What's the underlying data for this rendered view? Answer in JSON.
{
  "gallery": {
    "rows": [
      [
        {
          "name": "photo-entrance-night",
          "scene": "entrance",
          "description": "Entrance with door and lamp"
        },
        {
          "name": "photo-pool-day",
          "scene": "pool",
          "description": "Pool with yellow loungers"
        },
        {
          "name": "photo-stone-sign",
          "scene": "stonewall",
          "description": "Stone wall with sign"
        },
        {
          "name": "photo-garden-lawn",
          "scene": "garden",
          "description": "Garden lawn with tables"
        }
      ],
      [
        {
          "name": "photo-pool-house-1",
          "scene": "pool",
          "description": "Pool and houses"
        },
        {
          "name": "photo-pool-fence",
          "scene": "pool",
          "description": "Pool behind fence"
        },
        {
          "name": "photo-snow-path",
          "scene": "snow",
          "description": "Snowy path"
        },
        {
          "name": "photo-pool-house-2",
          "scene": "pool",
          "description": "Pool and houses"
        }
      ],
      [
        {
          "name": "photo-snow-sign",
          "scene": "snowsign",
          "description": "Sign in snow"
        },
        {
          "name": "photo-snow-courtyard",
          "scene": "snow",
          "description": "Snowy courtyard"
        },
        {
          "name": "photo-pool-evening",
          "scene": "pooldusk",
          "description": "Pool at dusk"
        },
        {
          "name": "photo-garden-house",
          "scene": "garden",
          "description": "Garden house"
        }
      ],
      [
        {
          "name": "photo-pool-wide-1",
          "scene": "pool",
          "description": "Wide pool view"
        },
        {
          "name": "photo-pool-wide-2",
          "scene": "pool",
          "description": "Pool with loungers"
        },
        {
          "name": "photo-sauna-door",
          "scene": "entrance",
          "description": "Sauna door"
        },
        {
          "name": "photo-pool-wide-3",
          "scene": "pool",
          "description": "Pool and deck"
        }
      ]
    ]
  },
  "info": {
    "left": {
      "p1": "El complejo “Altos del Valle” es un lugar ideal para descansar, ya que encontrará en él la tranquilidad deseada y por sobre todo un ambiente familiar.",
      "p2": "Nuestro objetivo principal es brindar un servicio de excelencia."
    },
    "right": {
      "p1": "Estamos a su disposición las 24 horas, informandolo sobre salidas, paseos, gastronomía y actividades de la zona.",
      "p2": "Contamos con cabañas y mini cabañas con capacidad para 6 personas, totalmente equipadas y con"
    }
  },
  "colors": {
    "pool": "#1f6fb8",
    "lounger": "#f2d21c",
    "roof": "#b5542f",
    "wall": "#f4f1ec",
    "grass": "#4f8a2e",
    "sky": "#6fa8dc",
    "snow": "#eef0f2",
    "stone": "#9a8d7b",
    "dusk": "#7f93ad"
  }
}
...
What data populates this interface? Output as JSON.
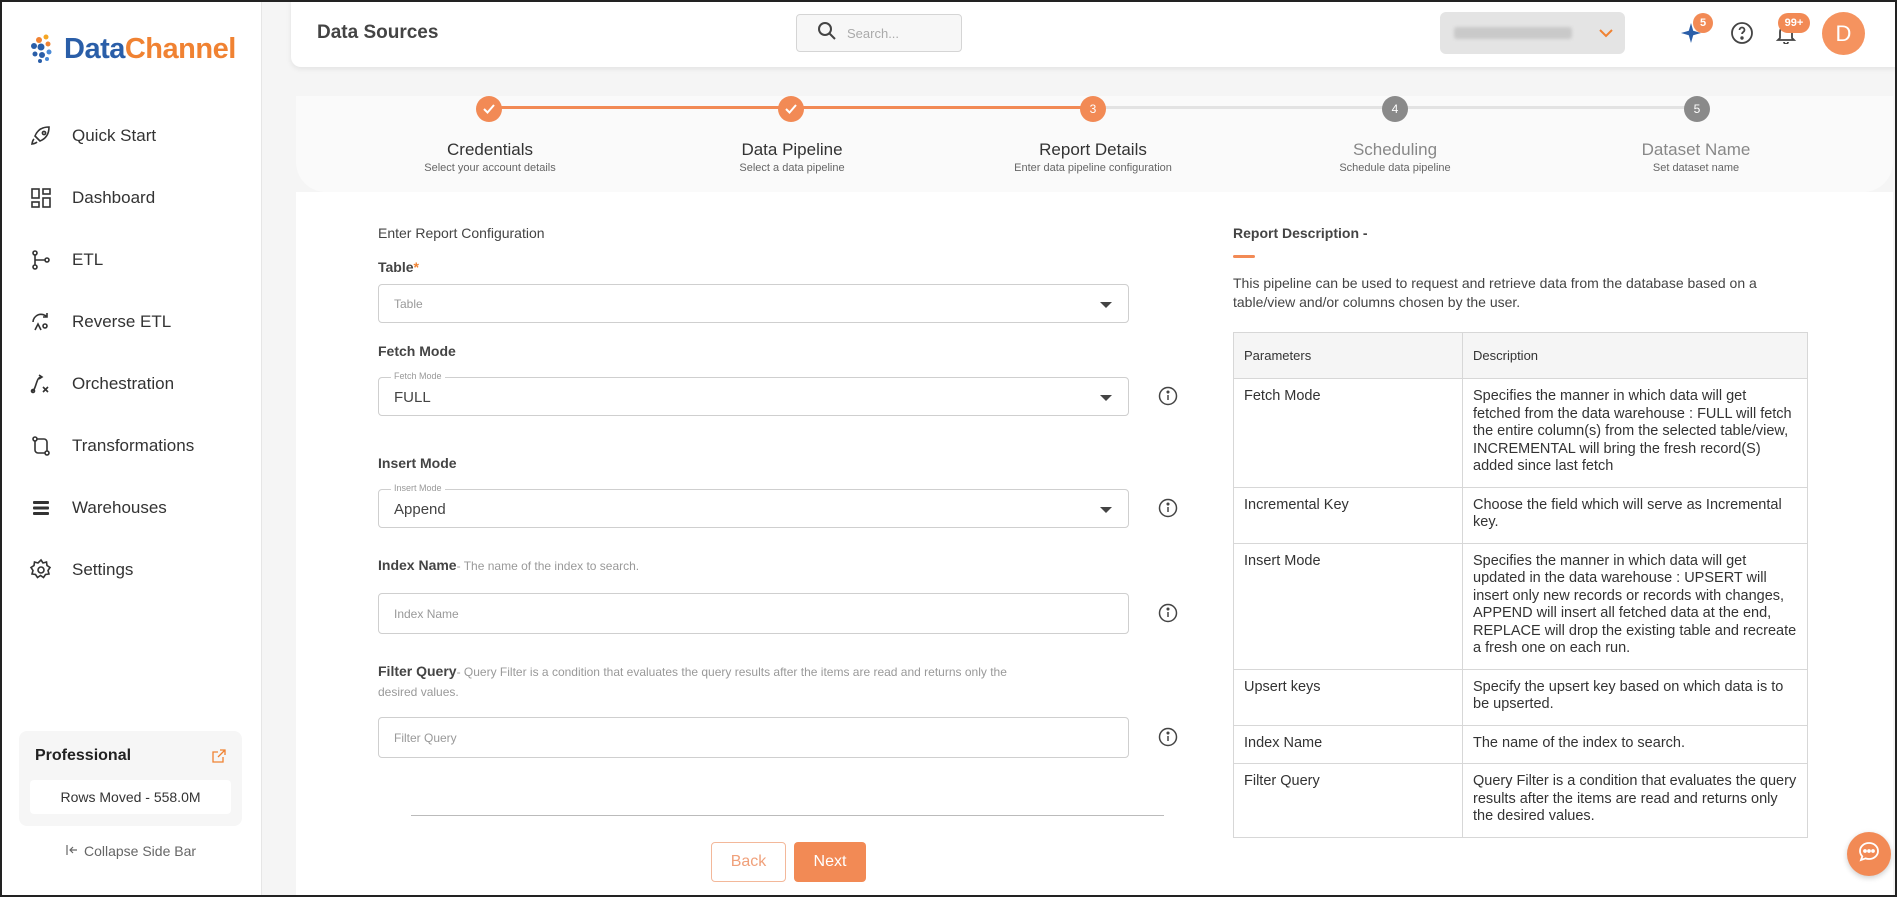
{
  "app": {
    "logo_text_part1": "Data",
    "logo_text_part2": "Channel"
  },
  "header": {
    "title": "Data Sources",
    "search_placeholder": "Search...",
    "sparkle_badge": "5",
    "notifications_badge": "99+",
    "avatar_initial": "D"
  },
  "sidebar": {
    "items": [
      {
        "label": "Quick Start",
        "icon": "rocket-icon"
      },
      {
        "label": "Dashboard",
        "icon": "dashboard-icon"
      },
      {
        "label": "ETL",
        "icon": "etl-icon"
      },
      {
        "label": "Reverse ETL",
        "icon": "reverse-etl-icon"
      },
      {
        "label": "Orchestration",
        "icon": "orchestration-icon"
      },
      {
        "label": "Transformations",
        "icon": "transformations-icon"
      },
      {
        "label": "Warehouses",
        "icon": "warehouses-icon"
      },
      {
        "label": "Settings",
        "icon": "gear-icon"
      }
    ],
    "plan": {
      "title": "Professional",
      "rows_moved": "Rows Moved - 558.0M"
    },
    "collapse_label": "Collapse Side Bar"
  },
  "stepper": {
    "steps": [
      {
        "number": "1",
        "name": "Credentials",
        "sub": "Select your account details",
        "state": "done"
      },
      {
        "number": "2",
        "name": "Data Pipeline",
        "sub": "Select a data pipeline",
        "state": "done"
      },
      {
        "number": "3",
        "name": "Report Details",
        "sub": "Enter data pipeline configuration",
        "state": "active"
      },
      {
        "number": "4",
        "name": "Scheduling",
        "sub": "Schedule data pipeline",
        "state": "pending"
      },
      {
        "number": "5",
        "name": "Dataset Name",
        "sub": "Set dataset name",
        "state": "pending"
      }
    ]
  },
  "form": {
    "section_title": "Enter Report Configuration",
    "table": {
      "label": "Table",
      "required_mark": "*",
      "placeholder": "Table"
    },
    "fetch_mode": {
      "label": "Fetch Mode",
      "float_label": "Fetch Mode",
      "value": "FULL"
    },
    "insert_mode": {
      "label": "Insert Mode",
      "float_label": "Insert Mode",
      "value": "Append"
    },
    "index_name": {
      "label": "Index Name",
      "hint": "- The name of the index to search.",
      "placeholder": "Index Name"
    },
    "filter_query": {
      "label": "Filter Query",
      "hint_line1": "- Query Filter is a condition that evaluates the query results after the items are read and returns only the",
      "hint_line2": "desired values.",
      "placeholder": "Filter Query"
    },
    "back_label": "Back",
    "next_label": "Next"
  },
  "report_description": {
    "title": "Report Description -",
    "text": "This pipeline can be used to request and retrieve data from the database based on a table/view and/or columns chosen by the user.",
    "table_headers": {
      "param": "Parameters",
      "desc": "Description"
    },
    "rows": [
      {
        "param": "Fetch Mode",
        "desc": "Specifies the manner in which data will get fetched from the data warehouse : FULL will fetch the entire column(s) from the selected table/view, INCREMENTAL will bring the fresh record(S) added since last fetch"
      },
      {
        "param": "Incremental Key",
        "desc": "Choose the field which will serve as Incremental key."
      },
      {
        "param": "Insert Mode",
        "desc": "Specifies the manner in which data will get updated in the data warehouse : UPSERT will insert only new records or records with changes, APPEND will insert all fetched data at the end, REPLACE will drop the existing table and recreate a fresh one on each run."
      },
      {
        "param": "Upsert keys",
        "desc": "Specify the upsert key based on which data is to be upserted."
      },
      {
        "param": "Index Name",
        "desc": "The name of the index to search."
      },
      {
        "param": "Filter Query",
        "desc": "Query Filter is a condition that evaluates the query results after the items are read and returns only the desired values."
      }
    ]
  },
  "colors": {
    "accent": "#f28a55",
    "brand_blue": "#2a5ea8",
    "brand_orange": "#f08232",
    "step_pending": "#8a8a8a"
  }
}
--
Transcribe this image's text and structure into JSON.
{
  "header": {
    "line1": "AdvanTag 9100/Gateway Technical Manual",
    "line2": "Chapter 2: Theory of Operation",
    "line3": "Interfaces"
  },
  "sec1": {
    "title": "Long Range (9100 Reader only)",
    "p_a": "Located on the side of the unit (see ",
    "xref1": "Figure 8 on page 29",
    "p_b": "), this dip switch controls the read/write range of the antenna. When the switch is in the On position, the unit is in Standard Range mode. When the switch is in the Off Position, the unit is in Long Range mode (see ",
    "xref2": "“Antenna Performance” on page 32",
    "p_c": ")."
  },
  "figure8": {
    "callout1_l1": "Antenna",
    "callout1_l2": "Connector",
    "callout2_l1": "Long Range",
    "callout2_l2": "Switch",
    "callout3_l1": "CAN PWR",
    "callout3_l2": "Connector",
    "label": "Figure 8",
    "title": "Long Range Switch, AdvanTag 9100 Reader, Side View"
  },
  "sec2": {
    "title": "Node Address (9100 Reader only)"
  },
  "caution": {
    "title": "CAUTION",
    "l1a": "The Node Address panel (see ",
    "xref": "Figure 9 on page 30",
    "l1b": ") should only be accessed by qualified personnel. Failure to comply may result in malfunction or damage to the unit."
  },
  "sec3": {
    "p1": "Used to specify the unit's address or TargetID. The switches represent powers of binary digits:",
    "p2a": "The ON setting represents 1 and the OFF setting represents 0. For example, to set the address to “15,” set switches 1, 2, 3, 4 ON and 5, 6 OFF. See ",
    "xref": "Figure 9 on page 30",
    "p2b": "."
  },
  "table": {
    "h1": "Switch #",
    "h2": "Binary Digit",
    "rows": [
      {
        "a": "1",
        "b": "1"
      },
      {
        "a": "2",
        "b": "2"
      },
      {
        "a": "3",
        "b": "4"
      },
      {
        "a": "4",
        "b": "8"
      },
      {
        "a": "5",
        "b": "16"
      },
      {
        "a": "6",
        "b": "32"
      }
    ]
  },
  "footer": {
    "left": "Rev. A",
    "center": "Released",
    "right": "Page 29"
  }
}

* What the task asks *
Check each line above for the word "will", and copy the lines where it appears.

* Reply *
        "desc": "Specifies the manner in which data will get fetched from the data warehouse : FULL will fetch the entire column(s) from the selected table/view, INCREMENTAL will bring the fresh record(S) added since last fetch"
        "desc": "Choose the field which will serve as Incremental key."
        "desc": "Specifies the manner in which data will get updated in the data warehouse : UPSERT will insert only new records or records with changes, APPEND will insert all fetched data at the end, REPLACE will drop the existing table and recreate a fresh one on each run."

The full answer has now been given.